Among the entries that follow, find every line with the word "this" and list it.

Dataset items
*** Begin section ***

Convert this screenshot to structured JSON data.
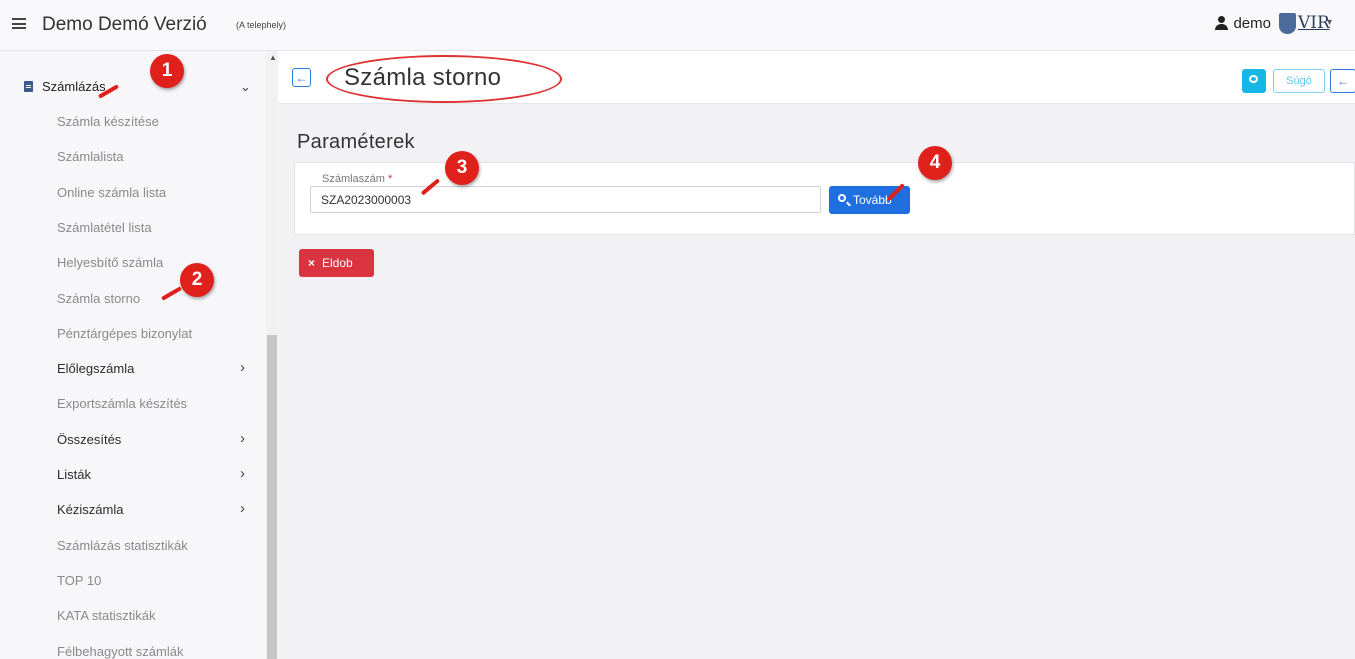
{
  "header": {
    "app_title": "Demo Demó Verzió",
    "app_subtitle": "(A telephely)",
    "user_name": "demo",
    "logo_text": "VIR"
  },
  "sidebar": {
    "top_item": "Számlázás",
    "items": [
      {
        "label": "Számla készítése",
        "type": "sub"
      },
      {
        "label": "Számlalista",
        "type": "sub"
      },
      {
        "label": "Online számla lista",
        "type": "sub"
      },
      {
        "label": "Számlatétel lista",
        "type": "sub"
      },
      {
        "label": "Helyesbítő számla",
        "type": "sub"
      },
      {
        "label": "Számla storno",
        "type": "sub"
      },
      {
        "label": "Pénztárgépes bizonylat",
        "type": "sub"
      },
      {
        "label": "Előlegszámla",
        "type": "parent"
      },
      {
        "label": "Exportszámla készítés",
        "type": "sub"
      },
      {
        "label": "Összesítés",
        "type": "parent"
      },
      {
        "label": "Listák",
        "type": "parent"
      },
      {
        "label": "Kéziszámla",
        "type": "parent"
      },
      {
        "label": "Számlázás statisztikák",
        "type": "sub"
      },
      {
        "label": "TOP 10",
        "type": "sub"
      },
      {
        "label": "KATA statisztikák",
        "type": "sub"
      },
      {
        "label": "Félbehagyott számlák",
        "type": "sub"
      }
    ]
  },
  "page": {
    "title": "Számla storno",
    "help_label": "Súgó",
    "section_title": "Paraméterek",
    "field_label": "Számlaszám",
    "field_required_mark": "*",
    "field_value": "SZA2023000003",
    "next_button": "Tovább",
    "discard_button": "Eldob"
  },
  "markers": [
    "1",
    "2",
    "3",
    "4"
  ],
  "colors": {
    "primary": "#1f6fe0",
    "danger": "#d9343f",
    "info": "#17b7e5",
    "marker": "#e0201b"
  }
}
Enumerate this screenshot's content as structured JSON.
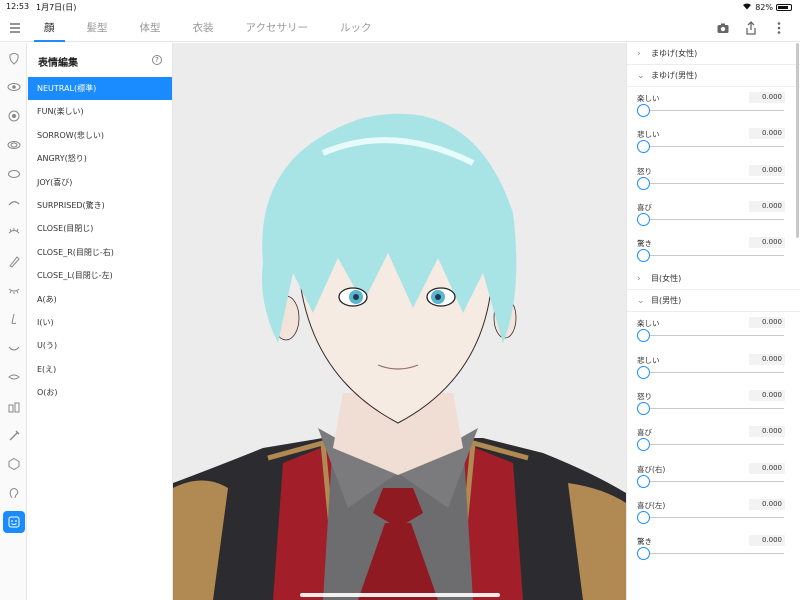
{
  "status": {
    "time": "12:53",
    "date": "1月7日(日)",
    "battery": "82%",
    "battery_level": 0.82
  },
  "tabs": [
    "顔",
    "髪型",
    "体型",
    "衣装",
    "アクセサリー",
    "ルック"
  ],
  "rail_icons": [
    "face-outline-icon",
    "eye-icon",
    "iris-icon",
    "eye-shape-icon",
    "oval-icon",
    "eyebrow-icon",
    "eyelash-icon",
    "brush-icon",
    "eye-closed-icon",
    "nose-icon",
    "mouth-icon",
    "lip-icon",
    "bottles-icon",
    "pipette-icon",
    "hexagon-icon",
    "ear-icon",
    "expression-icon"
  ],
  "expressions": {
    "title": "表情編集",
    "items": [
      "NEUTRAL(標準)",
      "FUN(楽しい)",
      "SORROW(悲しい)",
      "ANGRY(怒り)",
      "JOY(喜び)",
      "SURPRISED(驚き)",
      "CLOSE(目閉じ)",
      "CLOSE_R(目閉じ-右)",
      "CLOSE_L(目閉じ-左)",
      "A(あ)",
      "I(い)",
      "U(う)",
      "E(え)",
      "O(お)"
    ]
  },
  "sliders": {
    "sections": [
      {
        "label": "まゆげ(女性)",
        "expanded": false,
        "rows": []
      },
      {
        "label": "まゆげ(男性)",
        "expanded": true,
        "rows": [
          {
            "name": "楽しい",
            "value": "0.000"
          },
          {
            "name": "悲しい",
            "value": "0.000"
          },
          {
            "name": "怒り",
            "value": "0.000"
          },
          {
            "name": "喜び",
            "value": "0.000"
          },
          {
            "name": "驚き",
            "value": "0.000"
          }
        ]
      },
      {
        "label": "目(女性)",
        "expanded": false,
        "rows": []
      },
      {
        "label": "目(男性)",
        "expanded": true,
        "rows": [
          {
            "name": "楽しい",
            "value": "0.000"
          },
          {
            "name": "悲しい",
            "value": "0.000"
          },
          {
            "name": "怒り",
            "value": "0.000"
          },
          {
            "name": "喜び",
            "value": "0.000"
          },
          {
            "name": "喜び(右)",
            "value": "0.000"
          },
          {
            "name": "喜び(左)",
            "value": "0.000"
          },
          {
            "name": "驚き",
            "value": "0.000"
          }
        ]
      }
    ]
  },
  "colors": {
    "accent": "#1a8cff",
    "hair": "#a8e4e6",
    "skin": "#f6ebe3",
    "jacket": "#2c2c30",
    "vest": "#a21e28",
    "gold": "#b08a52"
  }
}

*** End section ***
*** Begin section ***

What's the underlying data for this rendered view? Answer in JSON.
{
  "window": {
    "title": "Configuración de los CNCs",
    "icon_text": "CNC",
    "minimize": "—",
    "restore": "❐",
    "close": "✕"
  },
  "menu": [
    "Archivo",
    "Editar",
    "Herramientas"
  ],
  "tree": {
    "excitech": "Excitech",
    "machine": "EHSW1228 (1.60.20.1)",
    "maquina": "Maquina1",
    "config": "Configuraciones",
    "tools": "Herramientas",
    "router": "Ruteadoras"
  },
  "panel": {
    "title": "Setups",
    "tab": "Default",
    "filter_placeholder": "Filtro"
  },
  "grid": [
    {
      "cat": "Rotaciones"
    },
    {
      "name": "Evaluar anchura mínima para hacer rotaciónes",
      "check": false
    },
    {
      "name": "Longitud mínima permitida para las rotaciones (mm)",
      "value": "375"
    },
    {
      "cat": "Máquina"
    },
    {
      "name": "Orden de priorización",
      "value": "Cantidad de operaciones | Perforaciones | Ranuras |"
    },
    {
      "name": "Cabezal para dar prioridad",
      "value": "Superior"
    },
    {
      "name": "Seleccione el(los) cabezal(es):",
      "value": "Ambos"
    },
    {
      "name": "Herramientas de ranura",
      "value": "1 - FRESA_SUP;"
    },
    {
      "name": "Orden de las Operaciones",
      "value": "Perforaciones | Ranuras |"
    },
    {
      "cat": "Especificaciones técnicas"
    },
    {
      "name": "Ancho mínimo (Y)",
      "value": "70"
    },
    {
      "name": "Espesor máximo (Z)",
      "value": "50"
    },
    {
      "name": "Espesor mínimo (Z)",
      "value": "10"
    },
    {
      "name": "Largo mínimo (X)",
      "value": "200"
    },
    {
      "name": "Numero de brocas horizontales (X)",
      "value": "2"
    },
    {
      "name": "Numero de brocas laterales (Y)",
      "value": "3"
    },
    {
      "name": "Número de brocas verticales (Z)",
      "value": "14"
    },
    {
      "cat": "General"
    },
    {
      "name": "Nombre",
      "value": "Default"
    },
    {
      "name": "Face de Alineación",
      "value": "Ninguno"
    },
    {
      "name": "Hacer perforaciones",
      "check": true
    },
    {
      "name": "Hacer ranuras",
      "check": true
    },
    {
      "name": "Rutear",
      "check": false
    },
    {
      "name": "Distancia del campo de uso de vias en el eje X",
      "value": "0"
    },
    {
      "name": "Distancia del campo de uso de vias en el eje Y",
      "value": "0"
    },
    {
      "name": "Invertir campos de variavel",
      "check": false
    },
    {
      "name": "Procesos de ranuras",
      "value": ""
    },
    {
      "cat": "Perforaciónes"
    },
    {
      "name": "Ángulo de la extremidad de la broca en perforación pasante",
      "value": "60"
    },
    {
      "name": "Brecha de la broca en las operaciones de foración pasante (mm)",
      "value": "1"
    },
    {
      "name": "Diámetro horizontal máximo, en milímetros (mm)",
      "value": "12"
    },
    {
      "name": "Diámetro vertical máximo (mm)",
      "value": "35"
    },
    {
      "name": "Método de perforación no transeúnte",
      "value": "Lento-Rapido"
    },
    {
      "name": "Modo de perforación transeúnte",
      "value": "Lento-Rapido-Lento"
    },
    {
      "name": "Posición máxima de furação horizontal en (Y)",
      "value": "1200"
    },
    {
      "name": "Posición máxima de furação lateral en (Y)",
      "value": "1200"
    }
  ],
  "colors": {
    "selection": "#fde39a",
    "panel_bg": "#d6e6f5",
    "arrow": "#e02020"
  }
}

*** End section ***
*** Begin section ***

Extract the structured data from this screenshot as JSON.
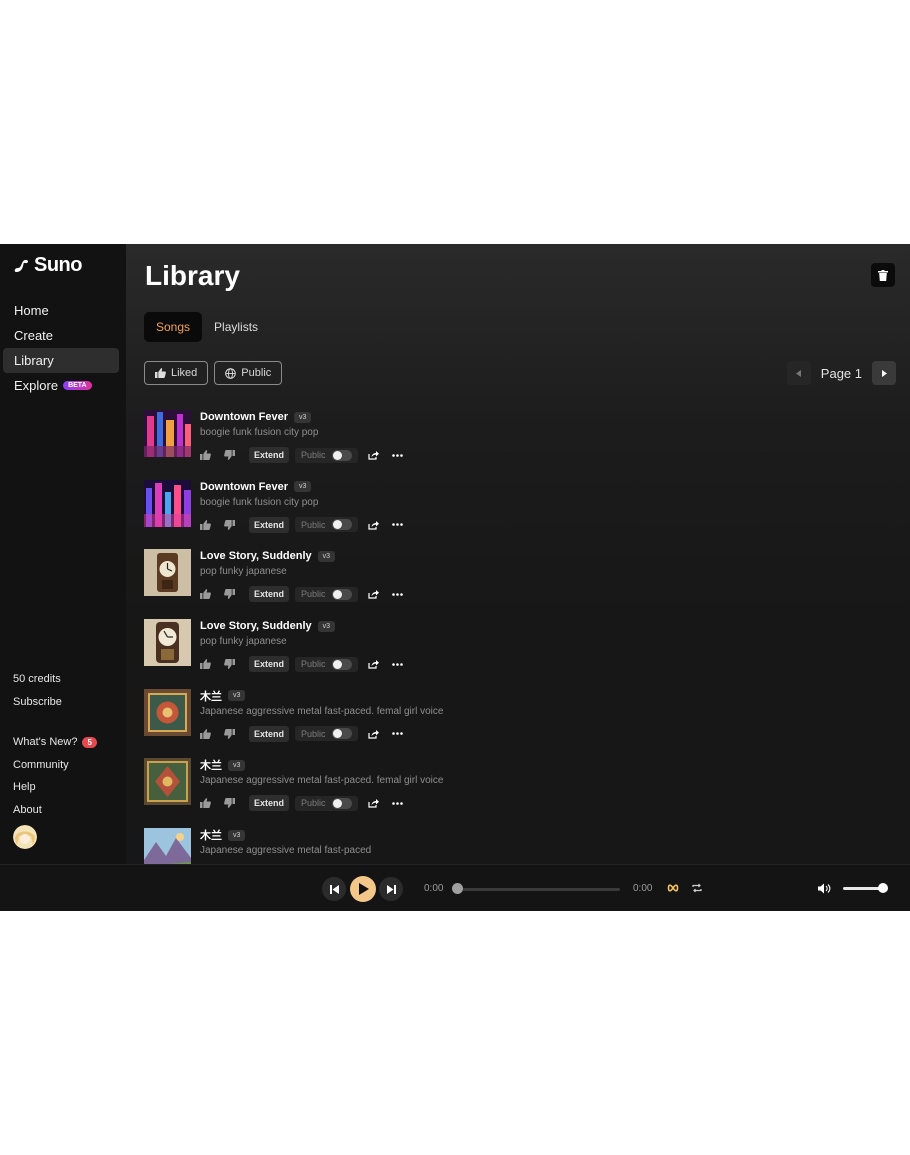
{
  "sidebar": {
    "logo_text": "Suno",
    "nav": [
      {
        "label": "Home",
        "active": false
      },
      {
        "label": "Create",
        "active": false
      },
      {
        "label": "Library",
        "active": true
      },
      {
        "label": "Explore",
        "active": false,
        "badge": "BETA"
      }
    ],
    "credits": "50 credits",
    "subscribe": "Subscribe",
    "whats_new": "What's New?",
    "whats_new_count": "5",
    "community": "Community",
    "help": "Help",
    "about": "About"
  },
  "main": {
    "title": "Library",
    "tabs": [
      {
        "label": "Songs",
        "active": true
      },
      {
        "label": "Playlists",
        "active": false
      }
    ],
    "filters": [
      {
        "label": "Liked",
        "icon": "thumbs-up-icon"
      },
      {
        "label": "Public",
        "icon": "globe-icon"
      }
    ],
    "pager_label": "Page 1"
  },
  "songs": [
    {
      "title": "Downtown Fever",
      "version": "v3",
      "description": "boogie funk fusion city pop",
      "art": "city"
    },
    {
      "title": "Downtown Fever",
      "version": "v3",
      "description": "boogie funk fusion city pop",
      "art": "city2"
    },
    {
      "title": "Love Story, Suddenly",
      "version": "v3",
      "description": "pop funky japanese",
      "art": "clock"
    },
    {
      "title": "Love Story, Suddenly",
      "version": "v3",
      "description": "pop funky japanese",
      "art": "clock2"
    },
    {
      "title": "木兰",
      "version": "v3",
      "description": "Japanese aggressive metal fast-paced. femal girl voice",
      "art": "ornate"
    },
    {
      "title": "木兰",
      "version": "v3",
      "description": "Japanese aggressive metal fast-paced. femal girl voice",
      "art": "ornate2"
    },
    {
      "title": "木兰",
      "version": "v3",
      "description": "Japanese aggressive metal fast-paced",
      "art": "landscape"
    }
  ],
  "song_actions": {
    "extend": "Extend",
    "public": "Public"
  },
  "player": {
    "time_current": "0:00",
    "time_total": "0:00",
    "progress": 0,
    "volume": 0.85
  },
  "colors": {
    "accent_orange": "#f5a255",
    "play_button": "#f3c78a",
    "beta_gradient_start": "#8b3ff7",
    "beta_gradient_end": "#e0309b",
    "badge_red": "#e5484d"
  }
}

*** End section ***

#### ANSWER BELOW
Convert this screenshot to structured JSON data.
Enumerate this screenshot's content as structured JSON.
What's the underlying data for this rendered view? Answer in JSON.
Extract the structured data from this screenshot as JSON.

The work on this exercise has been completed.